- Clean and sterilize your jars. Making sure you clean your jars well will maintain the shelf life of the jam and protect your food from spoilage. Sterilize jars by washing in hot soapy water, rinse, and drain. Place on oven racks and heat at 250°F for 10-15 minutes.
- Use the right kind of sugar. Granulated or preserving sugar is ideal for making jam. Granulated works well with high pectin fruits, but preserving sugar has larger sugar crystals that help set low-pectin fruits.
- Check the level of pectin in your fruit. Pectin is found naturally in fruit and when cooked with sugar, it thickens and sets the jam. Citrus fruit, apples, and plums have high pectin levels. Softer fruits like peaches, cherries, and grapes have lower levels. To balance out low pectin fruit, either combine it with high pectin fruit (a few squeezes of lemon juice works), or add commercially made pectin powder. Using slightly underripe fruit will have increased pectin levels.
- The wrinkle test. The setting point for jam is 220°F. Test this with a candy thermometer or try the “wrinkle test.” Before cooking the jam, place a plate in the freezer. Once you think your jam is ready, spoon a little onto the plate. If the surface of the jam wrinkles when you nudge it with your finger, it’s done.
How to Store Homemade Jam
When jam is cooled and stored covered in clean jars, it can last up to a month in the refrigerator or up to a year in the freezer. Canning prolongs the shelf life considerably. If you process by canning in a boiling water bath, you can expect up to two years of shelf life when stored in a cool, dry place.
Homemade Berry Jam RecipeEMAIL RECIPE
- 1 pound fresh berries (strawberries, blueberries, blackberries, or a mix)
- 3/4 cup granulated sugar
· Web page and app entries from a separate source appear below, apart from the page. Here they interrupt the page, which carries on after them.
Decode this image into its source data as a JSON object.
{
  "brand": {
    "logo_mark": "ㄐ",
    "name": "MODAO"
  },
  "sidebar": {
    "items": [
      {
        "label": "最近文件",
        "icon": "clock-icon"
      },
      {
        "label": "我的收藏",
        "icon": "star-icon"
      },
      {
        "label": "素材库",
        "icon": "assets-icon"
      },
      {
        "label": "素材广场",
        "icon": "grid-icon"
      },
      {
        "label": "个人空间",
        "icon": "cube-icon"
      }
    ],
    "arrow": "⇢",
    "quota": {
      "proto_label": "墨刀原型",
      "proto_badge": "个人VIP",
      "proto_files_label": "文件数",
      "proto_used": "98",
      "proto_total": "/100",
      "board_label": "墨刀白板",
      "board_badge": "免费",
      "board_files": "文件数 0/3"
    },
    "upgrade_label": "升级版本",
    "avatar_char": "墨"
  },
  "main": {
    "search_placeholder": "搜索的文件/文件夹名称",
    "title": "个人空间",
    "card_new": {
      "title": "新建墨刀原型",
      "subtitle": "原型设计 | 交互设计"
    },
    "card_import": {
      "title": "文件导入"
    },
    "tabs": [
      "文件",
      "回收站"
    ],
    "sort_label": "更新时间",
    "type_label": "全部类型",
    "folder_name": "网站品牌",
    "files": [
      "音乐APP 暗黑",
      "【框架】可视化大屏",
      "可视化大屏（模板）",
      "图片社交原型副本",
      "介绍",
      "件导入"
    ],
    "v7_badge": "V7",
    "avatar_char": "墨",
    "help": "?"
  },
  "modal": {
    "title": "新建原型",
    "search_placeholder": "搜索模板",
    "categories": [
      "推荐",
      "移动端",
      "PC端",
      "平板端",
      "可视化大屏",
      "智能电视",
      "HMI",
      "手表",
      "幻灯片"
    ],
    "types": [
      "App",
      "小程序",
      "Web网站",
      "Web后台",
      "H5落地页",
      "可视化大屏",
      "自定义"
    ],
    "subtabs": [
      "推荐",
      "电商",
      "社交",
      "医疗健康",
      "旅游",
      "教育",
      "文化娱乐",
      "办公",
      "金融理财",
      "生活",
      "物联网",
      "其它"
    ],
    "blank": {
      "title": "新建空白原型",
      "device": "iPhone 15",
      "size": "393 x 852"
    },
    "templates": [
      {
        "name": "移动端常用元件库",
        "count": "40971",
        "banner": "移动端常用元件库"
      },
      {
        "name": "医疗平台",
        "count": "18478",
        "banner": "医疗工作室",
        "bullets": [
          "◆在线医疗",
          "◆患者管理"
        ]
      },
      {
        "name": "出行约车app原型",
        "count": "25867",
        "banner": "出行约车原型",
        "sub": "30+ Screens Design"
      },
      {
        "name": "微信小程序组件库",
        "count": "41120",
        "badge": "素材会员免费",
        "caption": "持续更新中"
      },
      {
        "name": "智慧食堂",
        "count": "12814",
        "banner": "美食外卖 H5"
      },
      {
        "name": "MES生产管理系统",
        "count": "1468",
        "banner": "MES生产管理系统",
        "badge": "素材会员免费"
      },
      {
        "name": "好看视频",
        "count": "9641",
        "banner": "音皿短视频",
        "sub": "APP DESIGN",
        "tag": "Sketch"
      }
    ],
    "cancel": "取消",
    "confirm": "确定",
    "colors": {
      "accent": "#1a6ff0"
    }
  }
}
- 2 tablespoons fresh lemon juice
- Pinch of salt
- Place a heatproof plate in the freezer.
- Clean berries, trimming if necessary. Cut into 1-inch chunks. Combine berries, sugar, and salt in a large heavy-bottomed pot. Place the pot over low heat, dissolving the sugar. Increase to a high heat, bring to a full rolling boil while stirring and mashing fruit with a potato masher or fork. Add lemon juice; lower heat to a simmer, stirring often, until thickened and mixture clings to a spoon, about 20 minutes. Skim any scum that rises to the surface.
- Take the pot off the heat and spoon a little jam onto the plate. Let sit for one minute, then push the blob of jam with a finger. Once the surface of the jam wrinkles, then it has set. If it’s still liquidy, then continue to cook for a few minutes until testing again.
- Ladle finished hot jam into two clean 8-ounce jars, let cool completely to room temperature if storing in the fridge (up to one month), otherwise proceed with a canning method for longer storage. Learn how to can with our guide here.